The last track on side one faded out, the tone arm lifting automatically and returning to its rest as the spinning record slowed to a stop, but Jack didn’t move, his mind still miles away and decades in the past. He sat there in silence until the soft scuff of shoe leather on concrete brought him out of his reverie, and he looked up to see Ianto in the office doorway.
“Hey, I thought you’d gone home.”
“Not quite yet, I had a few things to finish up first. Owen must’ve been bored today; he finished all his reports for the last month, so I had those to check and file, and the firing range to clean up from your practice session earlier. Thought I’d see if there was anything you needed before I left.”
Jack had been frustrated after a phone conversation with UNIT earlier in the day and had taken his bad mood out on the paper targets before being pulled away by a Rift alert. “Ah, sorry about that. I meant to go back down and clear up, but I sort of forgot.”
“No problem. I know you’ve got a lot on your mind today.” Ianto crossed the office to perch on the edge of Jack’s desk, gesturing to the box of photos open on his blotter, a picture of a vibrant, dark-haired girl on the top. “A year ago today. Are you okay?”
Jack smiled, nodding. “I think so. I took flowers to her grave this morning, early, and spent some time there. I can accept that she’s gone, but she should’ve died peacefully in her bed, not alone and cold in the dark, drowned by a freak storm. I wish I’d been there to help her.”
“It wasn’t your fault.”
“I know. The Faerie are fickle and capricious, they most likely would have killed Estelle no matter what I did, but knowing that doesn’t stop me wishing things could’ve turned out differently.”
Ianto nodded. “I know that feeling.”
“Yeah, I guess you do.”
Abruptly, Jack uncrossed his legs, got to his feet, and walked to the record player, which Ianto had bought for him to replace the one damaged beyond repair when they’d opened the Rift a few months back. Only the fact that Jack’s records were kept in sturdy storage cases had protected them from suffering a similar destruction. Turning the LP over, he pressed the button, setting it spinning again, and as the first notes of side two filled the air, he returned to Ianto, holding out his hand.
“Dance with me?”
Ianto hesitated a moment, then shrugged. “Why not?” Taking Jack’s offered hand, he let the other man pull him to his feet and into his arms. “I feel I should warn you that I’ve never done this with a man before; I’m used to leading, so if I trample all over your feet, you only have yourself to blame.”

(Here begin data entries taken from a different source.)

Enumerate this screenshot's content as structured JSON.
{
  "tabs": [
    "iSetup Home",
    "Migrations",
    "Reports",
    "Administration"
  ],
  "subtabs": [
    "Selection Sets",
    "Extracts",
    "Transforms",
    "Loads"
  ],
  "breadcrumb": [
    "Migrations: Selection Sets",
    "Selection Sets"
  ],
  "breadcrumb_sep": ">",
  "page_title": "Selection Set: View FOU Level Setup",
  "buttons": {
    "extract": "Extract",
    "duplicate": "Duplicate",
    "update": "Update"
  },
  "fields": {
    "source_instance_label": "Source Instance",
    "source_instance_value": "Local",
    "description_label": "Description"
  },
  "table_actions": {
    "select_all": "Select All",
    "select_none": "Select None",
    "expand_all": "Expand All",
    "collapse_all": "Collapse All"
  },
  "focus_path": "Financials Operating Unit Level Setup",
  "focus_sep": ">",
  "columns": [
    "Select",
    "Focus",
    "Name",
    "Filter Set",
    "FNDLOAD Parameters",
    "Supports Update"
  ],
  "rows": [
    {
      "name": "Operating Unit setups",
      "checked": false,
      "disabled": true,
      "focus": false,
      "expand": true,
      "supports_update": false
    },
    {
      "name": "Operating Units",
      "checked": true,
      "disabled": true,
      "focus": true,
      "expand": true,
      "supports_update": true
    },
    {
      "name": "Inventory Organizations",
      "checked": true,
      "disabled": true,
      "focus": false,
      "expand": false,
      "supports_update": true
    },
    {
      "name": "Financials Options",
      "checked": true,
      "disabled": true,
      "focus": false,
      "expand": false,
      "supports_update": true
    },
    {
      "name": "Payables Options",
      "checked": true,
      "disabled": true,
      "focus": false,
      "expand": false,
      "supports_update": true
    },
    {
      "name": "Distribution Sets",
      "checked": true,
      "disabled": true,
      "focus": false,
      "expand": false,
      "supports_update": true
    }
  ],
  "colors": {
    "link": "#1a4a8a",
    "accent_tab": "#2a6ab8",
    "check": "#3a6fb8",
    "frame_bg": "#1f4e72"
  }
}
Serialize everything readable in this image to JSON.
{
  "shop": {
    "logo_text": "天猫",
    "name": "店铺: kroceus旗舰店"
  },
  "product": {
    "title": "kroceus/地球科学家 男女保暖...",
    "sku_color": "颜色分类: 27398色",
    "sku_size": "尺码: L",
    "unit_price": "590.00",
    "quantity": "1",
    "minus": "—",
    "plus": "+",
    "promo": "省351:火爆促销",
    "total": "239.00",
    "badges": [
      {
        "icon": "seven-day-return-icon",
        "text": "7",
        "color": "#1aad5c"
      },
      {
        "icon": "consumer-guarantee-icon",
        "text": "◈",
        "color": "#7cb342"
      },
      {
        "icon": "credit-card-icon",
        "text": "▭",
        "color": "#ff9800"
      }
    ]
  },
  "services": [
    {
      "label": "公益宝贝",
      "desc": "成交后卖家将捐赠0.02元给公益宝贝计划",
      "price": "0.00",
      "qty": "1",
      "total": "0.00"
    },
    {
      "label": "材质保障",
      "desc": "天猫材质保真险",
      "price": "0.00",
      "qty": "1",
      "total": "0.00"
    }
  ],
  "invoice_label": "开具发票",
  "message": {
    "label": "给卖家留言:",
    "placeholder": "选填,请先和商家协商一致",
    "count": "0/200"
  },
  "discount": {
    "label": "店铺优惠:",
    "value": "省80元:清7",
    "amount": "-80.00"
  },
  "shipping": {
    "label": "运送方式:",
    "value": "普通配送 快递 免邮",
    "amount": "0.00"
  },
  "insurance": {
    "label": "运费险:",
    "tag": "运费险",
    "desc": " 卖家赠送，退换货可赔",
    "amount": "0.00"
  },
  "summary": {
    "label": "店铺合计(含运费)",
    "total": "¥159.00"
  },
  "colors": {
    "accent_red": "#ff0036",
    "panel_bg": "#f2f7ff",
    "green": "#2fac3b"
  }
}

“I’ll risk it,” Jack replied, leaning in for a brief kiss before pulling Ianto closer, swaying them gently to the music. It wasn’t like it had been with Estelle all those years ago, she’d been so tiny whereas Ianto was perhaps a fraction taller than Jack, but as they shuffled slowly around the floor together, with Ianto gradually adjusting to being led, Jack smiled contentedly to himself, breathing in the warm aroma of coffee and a faint hint of Ianto’s shampoo.
Spinning his partner, Jack dipped him, almost dumping both of them on the floor but just managing to remain upright, Ianto clinging to him for dear life. “Twpsyn!” Ianto grumbled good-naturedly as they righted themselves. “A bit of warning would have been nice. You’ll put your back out if you’re not careful. Or mine,” he added as an afterthought.
“Okay, next time I’ll warn you first,” Jack grinned
Yes, it was different, but that didn’t mean it couldn’t be just as good. Maybe in some ways it was even better, because unlike Estelle, with Ianto he could be completely honest.